This is a lazy person's tomato soup. A handful of ingredients. An oven for roasting the vegetables. A blender to puree it into a smooth concoction. The ingredient which added a new dimension is a few spoonfuls of what I believe is sakura denbu. In Taiwan from where it was bought, they called it "Yo som". We bought it from a sea food market. The market was divided into three sections. Fresh seafood to be made on the spot according to customer's instructions. You practically ate off the lurid, red plastic covered table covers. The other section had fresh sea creatures to be taken home. The third part had all sorts of processed items from the harvest of the sea. Fish sticks, fish pastes, dried prawns, fish and all sorts of seaweeds. The fluffed fish or sakura denbu as I will refer to it as, came in two flavours. We took the one which was the milder. I have been adding it to roasted or boiled vegetables and making a complete meal of my lunches. It can be stirred into any soup. Adds a mild fishy note, a lot of umami and animal protein to boot!
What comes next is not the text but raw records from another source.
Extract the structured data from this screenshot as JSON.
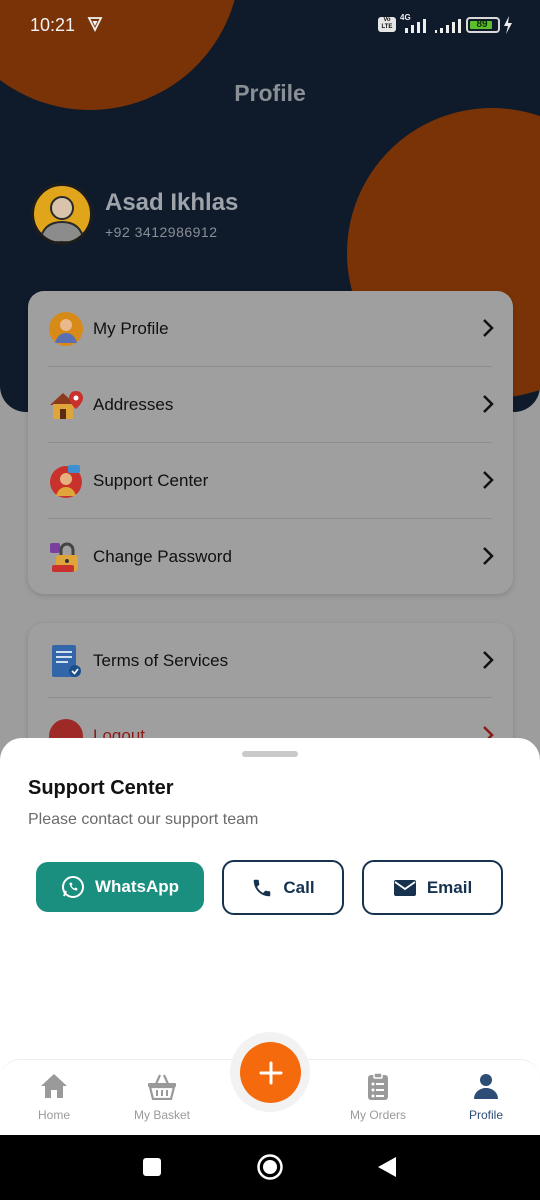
{
  "status_bar": {
    "time": "10:21",
    "volte": "Vo LTE",
    "network": "4G",
    "battery_level": 89,
    "battery_label": "89"
  },
  "header": {
    "title": "Profile"
  },
  "user": {
    "name": "Asad Ikhlas",
    "phone": "+92 3412986912"
  },
  "menu_primary": [
    {
      "label": "My Profile",
      "icon": "user-avatar-icon"
    },
    {
      "label": "Addresses",
      "icon": "house-location-icon"
    },
    {
      "label": "Support Center",
      "icon": "support-agent-icon"
    },
    {
      "label": "Change Password",
      "icon": "padlock-icon"
    }
  ],
  "menu_secondary": [
    {
      "label": "Terms of Services",
      "icon": "document-check-icon"
    },
    {
      "label": "Logout",
      "icon": "logout-icon"
    }
  ],
  "sheet": {
    "title": "Support Center",
    "subtitle": "Please contact our support team",
    "buttons": {
      "whatsapp": "WhatsApp",
      "call": "Call",
      "email": "Email"
    }
  },
  "bottom_nav": {
    "items": [
      {
        "label": "Home",
        "icon": "home-icon"
      },
      {
        "label": "My Basket",
        "icon": "basket-icon"
      },
      {
        "label": "My Orders",
        "icon": "clipboard-list-icon"
      },
      {
        "label": "Profile",
        "icon": "person-icon"
      }
    ],
    "active": "Profile",
    "fab_icon": "plus-icon"
  },
  "colors": {
    "header_bg": "#0f1a2b",
    "accent_orange": "#f56a0c",
    "whatsapp_green": "#1b8f7f",
    "navy": "#17324f",
    "active_nav": "#2d4d76"
  }
}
6 large tomatoes, halved
1/2 mooli/white radish, peeled
4 large cloves garlic
2 teaspoon salt
2 Tablespoon sakura denbu
2 Tablespoon vegetable oil
3 cups vegetable broth

Switch on oven to 180 degrees celsius. Oil a roasting tin or baking sheet. Arrange the halved tomatoes. Slice the mooli and arrange it in between. Strew them with salt and pop them into the oven. Wrap the garlic in a foil and put into the oven along with the rest of the vegetables. Bake for 20 minutes. Tip the vegetables into a large vessel. Squeeze the garlic into the vessel. Add the stock and cook for about 5-7 minutes at low heat. Add salt to taste and cook for another 3-5 minutes. Switch off the burner and let cool. Puree it until smooth. Note that addition of the sakura denbu will add a saltier note. Season according to taste. Just before serving add the sakura denbu. Stir it in Have it warm.

Saturday, October 8, 2011

Red bean soup

Last month, I dined on soups for a fortnight. Only soup. These were not clear, unctuous and classic consomme naturally. I wanted to make a meal of them. They were all full-bodied, hearty and yes, very healthy. The soup featured in this recipe is a common enough item on our daily menu along with other dishes. I used fresh beans for this recipe, but soaked dried beans will do as well. I buy the fresh beans from a vegetable and fruit soup which peels them ready for the customer. I can never resist buying the little half-moons; green fava, creamy butter beans, red beans and pink and white speckled lima beans. They cook in 5 minutes in the pressure cooker. I used red beans for this recipe. And added half a cup of black coffee which would have otherwise been put down the drain. I was tempted to put it in since cardamom flavoured coffee (or tea) are a favourite of mine. Apart from giving the soup a more intense colour it didn't make any difference.

100 gm red beans
1 small tomato, chopped
1 small onion, chopped
1/2 inch galangal, grated
1 clove, crushed
1 cardamom, crushed
1/2 cup black coffee
Salt to taste
Ground black pepper to taste
2 cups water
1 Tablespoon vegetable oil
1 spicy sausage, chopped (optional)

Soak the beans in clean water. Heat the oil in the pressure cooker. Saute the onion and galangal until translucent, about 2 minutes. Add the clove and cardamom and saute for another minute. Add the tomato and salt. Cook until the tomato is incorporated as a mush, about 5-7 minutes. Add the drained beans, water and coffee. Pressure cook for 5-7 minutes. When cool, season according to taste with salt and pepper. Heat it through to incorporate the extra salt. Take a ladleful of the soup and crush the beans in it. Put it back into the main bowl and stir it in. This makes the soup a little thicker, which is how I like it. It can be skipped if you want yours thin. Chop and add the sausage. Serve warm. Needless to say it can be had with rice, flatbreads and pastas equally well.